Print quality mattered in early science fiction fanzines. The credibility of the editors and authors was projected by the appearance of their publications — and this sometimes translated into professional opportunities. Access to a printing press in the 1930s was a luxury most couldn’t afford.
Beginning in 1932, Conrad H. Ruppert reshaped the world of fan publications with the printing press he bought with money saved by working in his father’s bakery. He printed issues of the most prominent fanzines of the period, including The Time Traveller, Science Fiction Digest, and Charles D. Hornig’s The Fantasy Fan. It’s not unreasonable to assert that the professional appearance of Hornig’s leaflet-sized ‘zine contributed to his ascension to the editorship of Wonder Stories at the age of 17. (You can read much more about Conrad H. Ruppert here.)
Without a friend like Ruppert, fans were limited to the only only affordable means of duplication at the time — the hectograph and the mimeograph.

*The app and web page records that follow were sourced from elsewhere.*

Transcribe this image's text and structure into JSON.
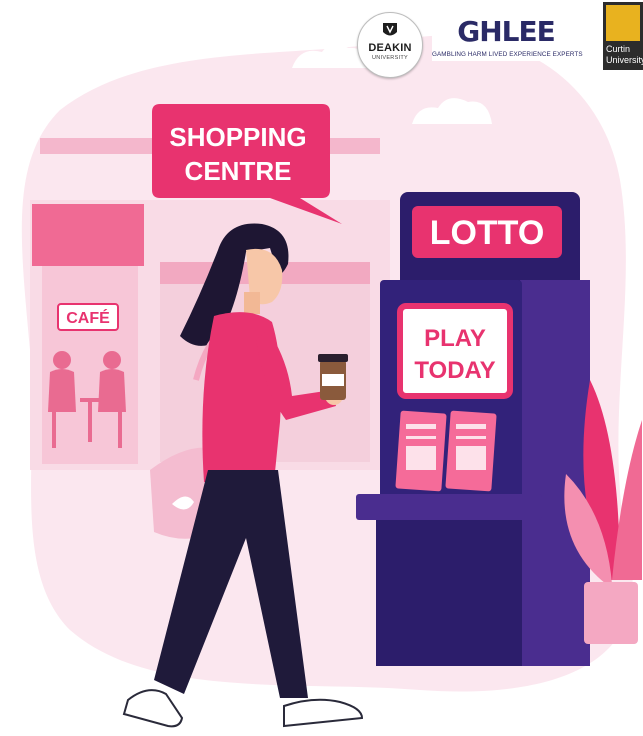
{
  "signs": {
    "shopping_line1": "SHOPPING",
    "shopping_line2": "CENTRE",
    "cafe": "CAFÉ",
    "lotto": "LOTTO",
    "play_line1": "PLAY",
    "play_line2": "TODAY"
  },
  "logos": {
    "deakin_name": "DEAKIN",
    "deakin_sub": "UNIVERSITY",
    "ghlee_word": "GHLEE",
    "ghlee_sub": "GAMBLING HARM LIVED EXPERIENCE EXPERTS",
    "curtin_line1": "Curtin",
    "curtin_line2": "University"
  },
  "colors": {
    "brand_pink": "#e8336f",
    "light_pink": "#f7d3e1",
    "navy": "#2c1d6b",
    "purple": "#4a2d8f",
    "curtin_gold": "#e8b21f"
  }
}
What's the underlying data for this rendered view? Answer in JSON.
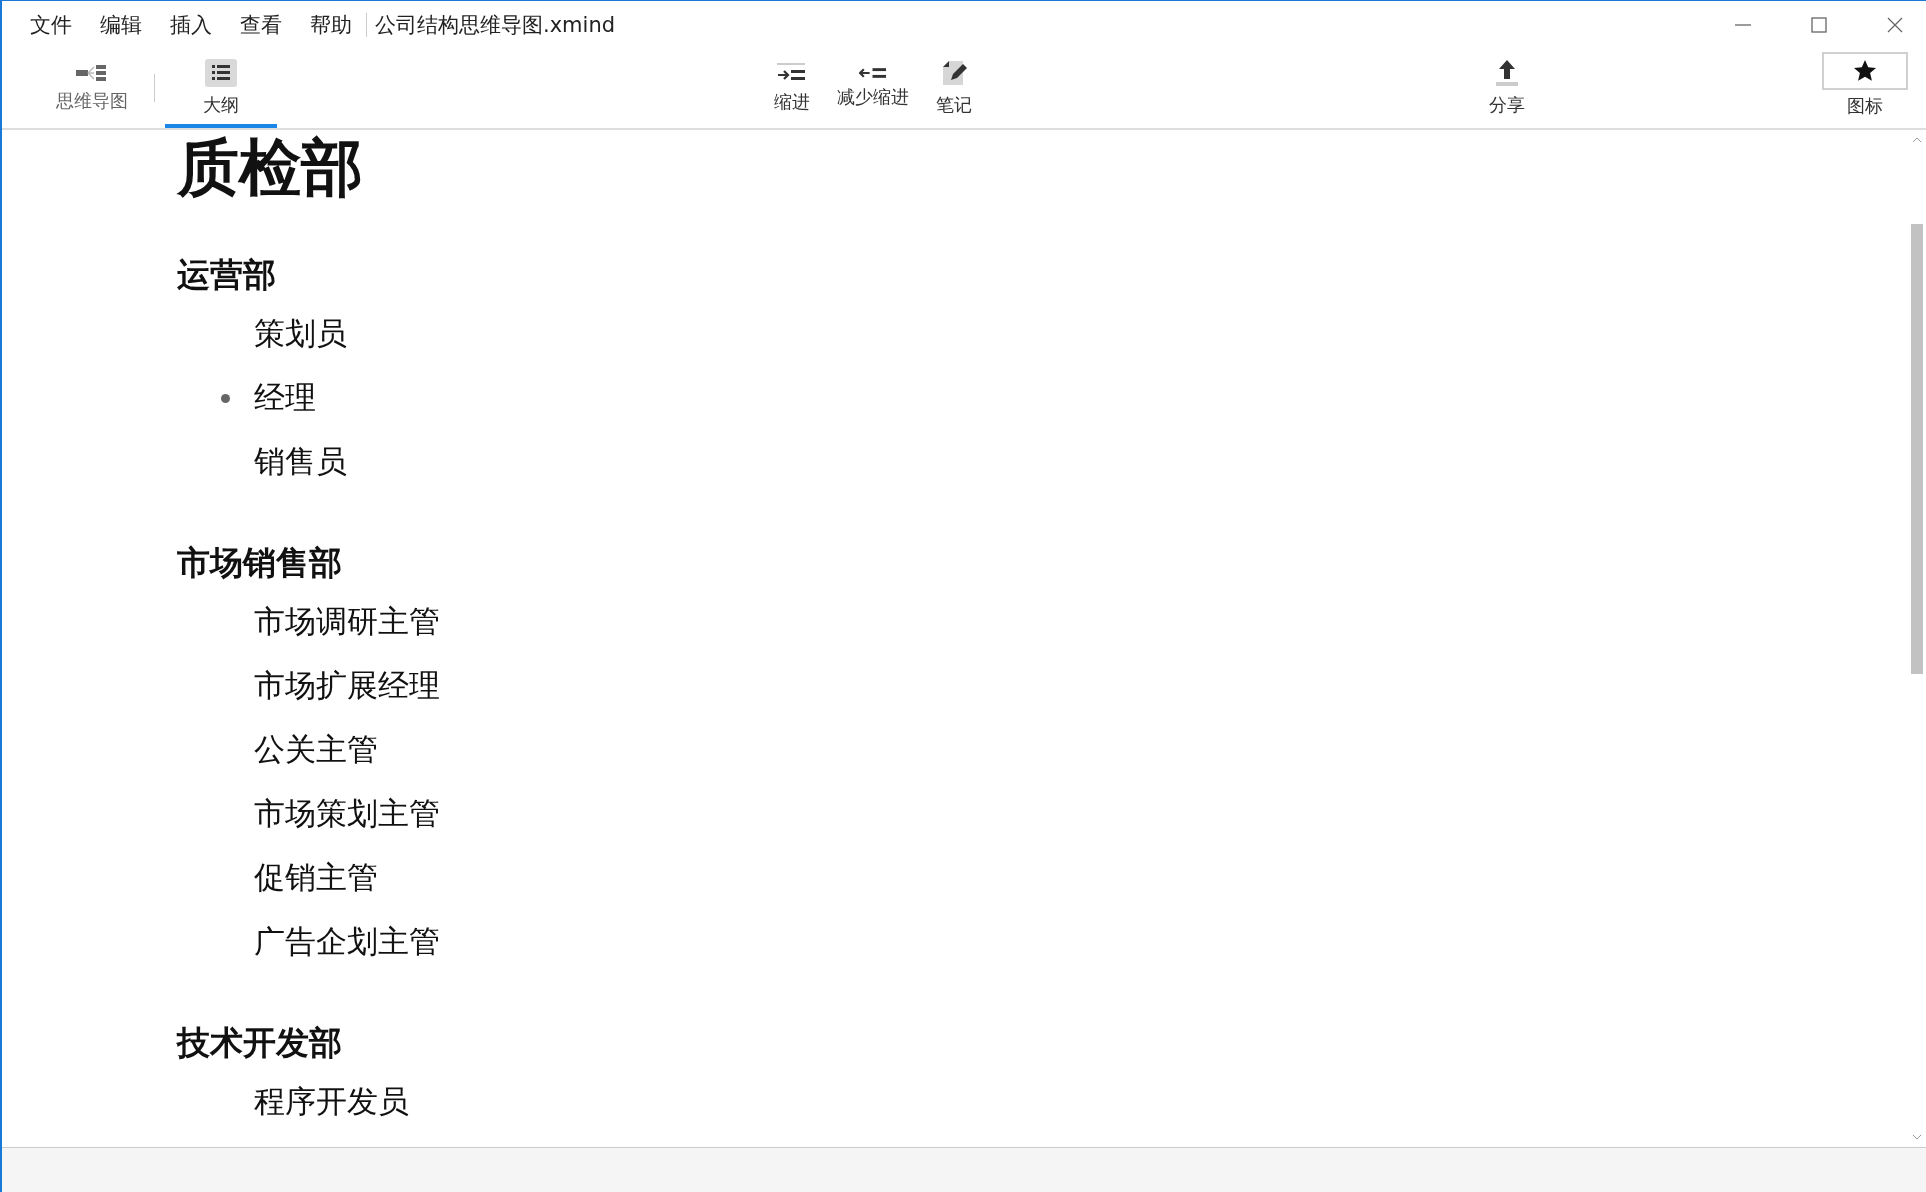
{
  "menu": [
    "文件",
    "编辑",
    "插入",
    "查看",
    "帮助"
  ],
  "window": {
    "title": "公司结构思维导图.xmind"
  },
  "view_tabs": [
    {
      "label": "思维导图",
      "kind": "mindmap",
      "selected": false
    },
    {
      "label": "大纲",
      "kind": "outline",
      "selected": true
    }
  ],
  "tools": [
    {
      "label": "缩进",
      "kind": "indent"
    },
    {
      "label": "减少缩进",
      "kind": "outdent"
    },
    {
      "label": "笔记",
      "kind": "note"
    }
  ],
  "share": {
    "label": "分享"
  },
  "icons_button": {
    "label": "图标"
  },
  "outline": {
    "title": "质检部",
    "sections": [
      {
        "heading": "运营部",
        "items": [
          {
            "label": "策划员",
            "selected": false
          },
          {
            "label": "经理",
            "selected": true
          },
          {
            "label": "销售员",
            "selected": false
          }
        ]
      },
      {
        "heading": "市场销售部",
        "items": [
          {
            "label": "市场调研主管",
            "selected": false
          },
          {
            "label": "市场扩展经理",
            "selected": false
          },
          {
            "label": "公关主管",
            "selected": false
          },
          {
            "label": "市场策划主管",
            "selected": false
          },
          {
            "label": "促销主管",
            "selected": false
          },
          {
            "label": "广告企划主管",
            "selected": false
          }
        ]
      },
      {
        "heading": "技术开发部",
        "items": [
          {
            "label": "程序开发员",
            "selected": false
          }
        ]
      }
    ]
  }
}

Both were limited in the quality and detail of reproduction. Many fanzine experimented with both, as seen in the evolution of Walter E. Marconette’s Scienti-Snaps.
But in early 1939, a new printing technology — lithography — began to radically transform the look and feel of fanzines. I say ‘new,’ because we haven’t seen any examples of this technique used in fan publications prior to 1939.
Lithography was invented in the late 1700s, when slabs of limestone were inscribed with grease pencil and rolled with ink. Rotary offset lithography using metal plates was developed in 1875. Technology for Photostats, an early version of photographic reproduction, was developed in the early 1900s.
In 1939, Larry Farsaci was an active fan and a founding member of the Fantasy Amateur Press Association (FAPA). In the March FAPA mailing that year (#7), he included a single-sheet lithographed image. This is the earliest example we’ve seen in fan-produced material.
The difference in clarity and resolution between this litho image and previous hecto or mimeo reproductions is immediately evident. Later in 1939, Fantasy News published a lithographed image on its cover. Ad Astra followed suit in its January 1940 issue with an image described as a “planograph.”
In 1940 and 1941, the first fully-lithographed fanzines appeared. A notable example is the successor to Scienti-Snaps, Marconette’s Bizarre.
Another ambitious example, the “semi-professional” magazine Stardust, edited by William Lawrence Hamling.
Fanzines using lithography gave the publications a step-function upgrade in attractiveness and readability. Great! But it’s not like lithography was new to the world. The question we’re working to answer is: What changed that made it possible for fanzines to utilize this method of printing?
- Did the cost of lithography (aka offset printing) significantly decline, perhaps due to some technical innovation?
- Did fans have more money to spend? Possible, since the Great Depression had largely abated.
- Was there a “Conrad H. Ruppert of lithography?” Marconette gives credit to the staff of Stardust for assistance in the production of Bizarre.
After substantial digging and help from a number of printing historians, we’ve been able to stitch together a strong hypothesis for this transition. The primary factor appears to be the growing availability of low-cost, easy-to-operate offset lithography equipment through the mid-1930s and early 1940s. Other developments also likely contributed, including new “photo-resist” (light-sensitive) coatings for creating lithograph plates via photography.
A major clue was provided by Walter J. Daugherty’s fanzine Fan, number 7, March 1946. The issue was dedicated to a single article titled “How to Print an Amateur Paper.” We sourced our copy from two collectors: John L. Coker III provided a partial copy that led us to the material, and Sam McDonald was able to supply the critical pages that refer specifically to offset lithography.
From this we know that by 1946 offset photo-lithography was available in “all large cities” at reasonable rates — $3 in 1946 translates to about $42 today. Most fanzines had circulations well below 300.
One word in this article led us to a key insight: “Multilith.” This isn’t a generic term for a printing technology. It’s a brand name, and refers to a line of offset printing presses manufactured by the Addressograph-Multigraph Corporation of Cleveland, Ohio (hereinafter AM).
This company is a fascinating case study of a firm that prospered during the Great Depression, at least in part by continuing to invest in research and development. From their annual reports, we can see their introduction of a series of offset presses that were central to the more general and affordable availability of lithography.
In 1933, AM patented and introduced the Multilith Model 1227, likely the first office-sized, electrically-powered offset printhead.
In 1938, AM reported that the Multilith had become a substantial part of their business — an indication that this equipment was reaching a wider audience.
In 1941, AM advanced this product line with the introduction of the Multilith Model 1250. This press and its namesake successors appear to have dominated small-shop and office lithography for the next few decades. Some of these machines are still in use today.
This is almost certainly the model of offset press referred to in the 1946 article.
By 1939, the First Fans were mostly young adults. Some had jobs (though many did not) and so were in a position to take advantage of this superior and now-accessible printing technology. The ability to easily replicate finely-detailed originals through photography enabled new levels of artistic expression. It seems apparent that these factors came together in the late 1930s to spur a dramatic advance in fan publishing.